Tuesday, October 10, 2017

Down syndrome awareness: AFFECTION

This is one of my favorite pictures of Seth and me because it shows an important aspect of Down syndrome:  affection.  I can't speak for all parents of children with Down syndrome, but Seth is SUPER affectionate.  He can also be SUPER hateful, but I'll save that for another post.  Seth shows affection in many ways:  physically (hugs, high fives, smiles, holding hands, kisses), verbally ("I love you," "You're the best mom ever!"), and practically (being helpful, listening to people's words and/or watching people's body language to see what he can do to be helpful).

That last one showed up just yesterday TWICE.  Usually, Seth likes to cause CRAZY chaos when we go shopping (running away because he loves to be chased or grabbing things that he thinks he wants).  Because of this tendency, if you see Seth and me shopping together, you'll see me pushing a cart with our purchases and pulling a cart with Seth sitting on a pile of pillows and blankets and watching a movie with headphones on.  This is the method that I've found to work the best since shopping is my daytime job, and crazy chaos is not what I get paid for.  Yesterday, Seth was in his cart watching his movie quietly when I realized that I needed two more bags of soup from the very top shelf.  When Seth was still in school, I would've either climbed the shelves to reach the top or taken the extra 15 minutes to find a store employee who could get a ladder to help me.  Now that I get to take Seth with me, though, I don't need to risk my life or look for the employees that seem to be hiding when I need help.  Seth gladly puts down his movie, stands up in the cart, and reaches whatever I need.  He gets HUGE praise for this help, of course, which makes him want to help more.

The second time Seth was helpful yesterday was at Costco.  I didn't have time to go to Costco before noon, so I knew it was going to be too crowded to use the two-cart method.  Seth agreed to help me shop.  I was nervous!!  Seth often agrees to be good and then forgets his promise in less than five minutes.  Yesterday he did not forget!  He really helped me!  He didn't act like a wild animal; he didn't yell at anyone; he didn't knock things off the shelves; he didn't push the cart into other people; he didn't whine about not getting something that he saw and wanted.  He helped me push the cart carefully, got exactly what I asked him to get from the shelves, put them carefully in the cart, waited patiently in the check-out line, and walked nicely to the car with me.  For his shockingly good behavior, Seth got a box of rice krispie treats (one of his favorites).

A side note to this, however, is that Seth's behavior is always on his terms.  He behaves when HE feels like it, and he misbehaves when he feels like it.  There is no reward fabulous enough and no punishment horrible enough to MAKE Seth do or not do something.  He has to decide for himself.  I try VERY hard to offer every incentive to be good and nice, hoping and praying that the rewards for good behavior will be more enticing than the fun of misbehaving.  Seth has his own version of logic, though, so even rice krispie treats aren't always enough to convince him to be good.  I can never underestimate my sweet Seth or assume that I know what he's going to do.  He is more than capable of unbelievably bad behavior . . . and also completely capable of perfect behavior :-)
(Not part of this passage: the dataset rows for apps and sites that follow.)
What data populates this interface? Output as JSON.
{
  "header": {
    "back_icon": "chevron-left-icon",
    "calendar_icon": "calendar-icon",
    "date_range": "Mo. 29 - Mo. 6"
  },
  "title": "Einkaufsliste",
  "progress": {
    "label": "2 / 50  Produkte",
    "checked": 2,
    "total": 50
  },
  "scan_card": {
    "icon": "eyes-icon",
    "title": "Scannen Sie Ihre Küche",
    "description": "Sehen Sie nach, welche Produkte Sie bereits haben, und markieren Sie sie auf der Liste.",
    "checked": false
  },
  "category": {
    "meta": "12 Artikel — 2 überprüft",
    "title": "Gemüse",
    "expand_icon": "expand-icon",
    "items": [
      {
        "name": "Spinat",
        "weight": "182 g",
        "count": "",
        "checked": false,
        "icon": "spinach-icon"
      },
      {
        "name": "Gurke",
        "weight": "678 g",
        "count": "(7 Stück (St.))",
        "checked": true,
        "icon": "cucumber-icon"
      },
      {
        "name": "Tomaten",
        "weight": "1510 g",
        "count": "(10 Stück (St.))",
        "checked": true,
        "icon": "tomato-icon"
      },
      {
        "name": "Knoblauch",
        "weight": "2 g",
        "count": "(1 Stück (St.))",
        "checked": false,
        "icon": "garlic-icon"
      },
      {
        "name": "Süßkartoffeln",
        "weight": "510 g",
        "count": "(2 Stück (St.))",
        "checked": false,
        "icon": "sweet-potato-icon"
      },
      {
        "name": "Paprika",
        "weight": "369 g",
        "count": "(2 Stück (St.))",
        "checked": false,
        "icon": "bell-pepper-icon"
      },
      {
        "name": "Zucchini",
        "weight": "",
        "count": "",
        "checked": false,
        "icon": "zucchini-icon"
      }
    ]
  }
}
Saturday, June 3, 2017


I haven't posted in this blog for three years because I've been posting everything on facebook.  Send me a friend request if you want to catch up on what's been happening with the Hofacker family :-)  I'm so tired of the drama on facebook, though, and plan to post here again.

The most recent events of "Michelle's Day" involve graduations.  My mom and stepdad came up to attend Joel's graduation from high school.

 Joel not only graduated from high school, but he also graduated from manual labor summer jobs.  He's working with the children's ministry pastor this summer and loves it.
 Makenzie graduated from summer couch potato/social butterfly to a part-time secretary at church.
 Luke graduated from Seth watcher to carpet cleaner at church/school.  He's not loving that, so growing up isn't quite agreeing with my Lukey Pookey.  With his Bible app, music, dramatized Bible on tape (I was shocked to find out that Fred Meyer is once again selling cassette tape walkmans!!!), and regular visits from Dad, Mom, and Seth, Luke is surviving.
 Seth graduated from Baxter Elementary special education program. . .
 . . . and started "school home" with me as his main teacher.  When he feels like cooperating, Seth is a really good student and learns fairly quickly.
 Summer walks officially began Tuesday, May 30.  Seth and I walk to the church at least once per day to either visit Luke or to pick him up to walk home together after work.

The Hofacker Family 2008